|Law and Rights
Law Rules Upper Primary
- How do you get a fair trial?
Why do we need laws?
Proving your innocence
Getting a fair ruling
Getting a fair trial today
Putting it all together
Fair trial poster
2. Who makes the laws?
British law comes to Australia
Was one-man rule the best
system for a penal colony?
Who makes the laws today?
3. Should the courts be
Why did judges and courts need
to be independent of the governor?
You be the judge
Role-play the curt of
the early governors
The courts today judge
and jury are independent
The law rules
4. Should people be equal
before the law?
The one place 0 two ways of
Myall Creek massacre and the
rule of law
The Law Rules
Are we equal before the law?
5. How does the law rule in
The law rules
This unit uses the arrival of the first fleet
and Governor Phillips one man rule to
illustrate early Australian laws. Students learn
about the conflict between free settlers,
convicts and Aborigines and the implications for
law making and law breaking.
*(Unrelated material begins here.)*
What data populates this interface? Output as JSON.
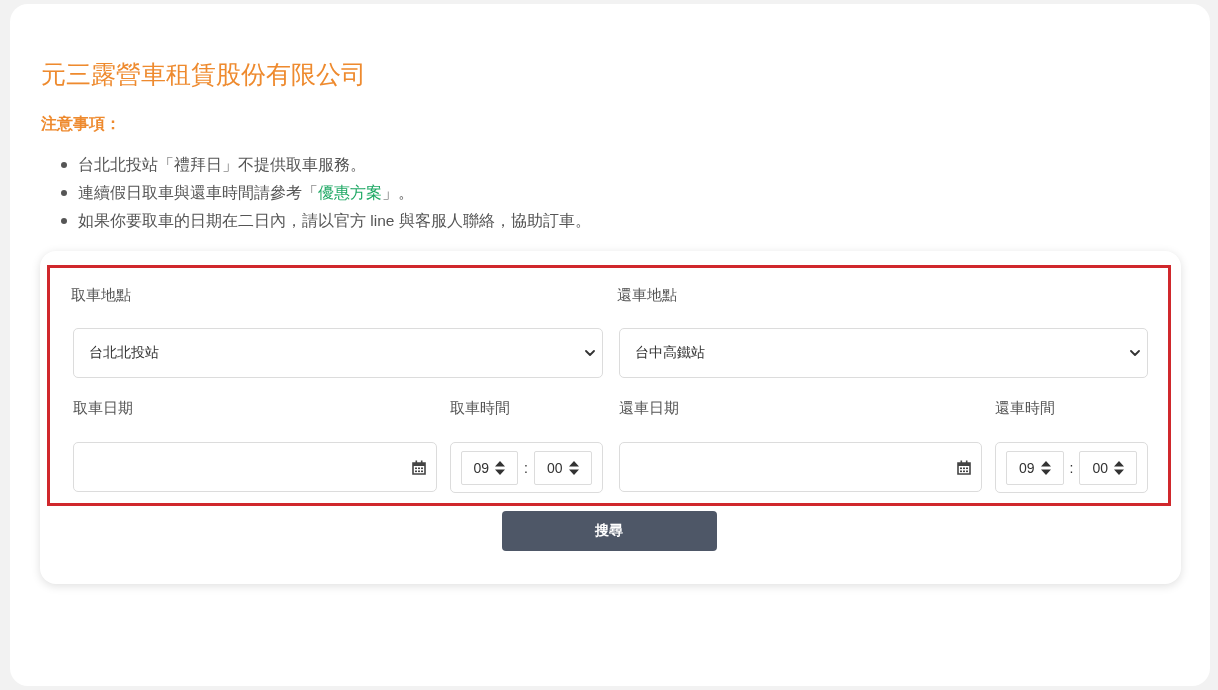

The Myall Creek
massacres allows students to investigate law
linked with values.
The handout for the role-lay on the court of
the early governors make what is sometimes a
difficult activity, more manageable.
Students share empathetic responses to
contributions that diverse individuals and groups
have made to Australian or global history.
Students critique information sources to show
the positive and negative effects of a change or
continuity on different groups.
Students enact democratic processes in
familiar settings using knowledge of
Students classify values that underpin
campaigns and organisations associated with human
end environmental rights.
Students use knowledge of peoples
contributions in Australias past to
cooperatively develop visions of preferred
Students organise information about the causes
and effects of specific historical events.
Students describe the values underlying
personal ad others actions regarding
Students identify the contributions of diverse
groups, including migrants and indigenous
peoples, to the development of their community.
Students describe personal attitudes, beliefs
and behaviours that effect their sense of
belonging to a range of groups.
Students explain changing attitudes, at
different times, towards gender, race, ethnicity,
or socio-economic identities.
Students simply describe the basic principles
of democracy and citizenship from ancient to
Students explain the values associated with
familiar rules and laws.
Unit 4 Cultural Influences
- Activity B Family Decisions
Year 7 Sourcebook
Unit 1 Being Australian
- Activity A Forming Groups (a game)
- Activity B Groups and Clubs
- Activity C Group Members
Unit 3 Responsible Participation
- Activity A Problems
- Activity B Rules and Laws
- Activity C A Fresh Start
- Activity 1 At School
- Activity 2 Community Living
- Activity 3 Rights and Responsibilities
- Activity 4 Points of view
- Activity 5 What would you do?
- 19 handouts for copying
- Stories of Democracy CD ROM
details on the Macquarie versus Bent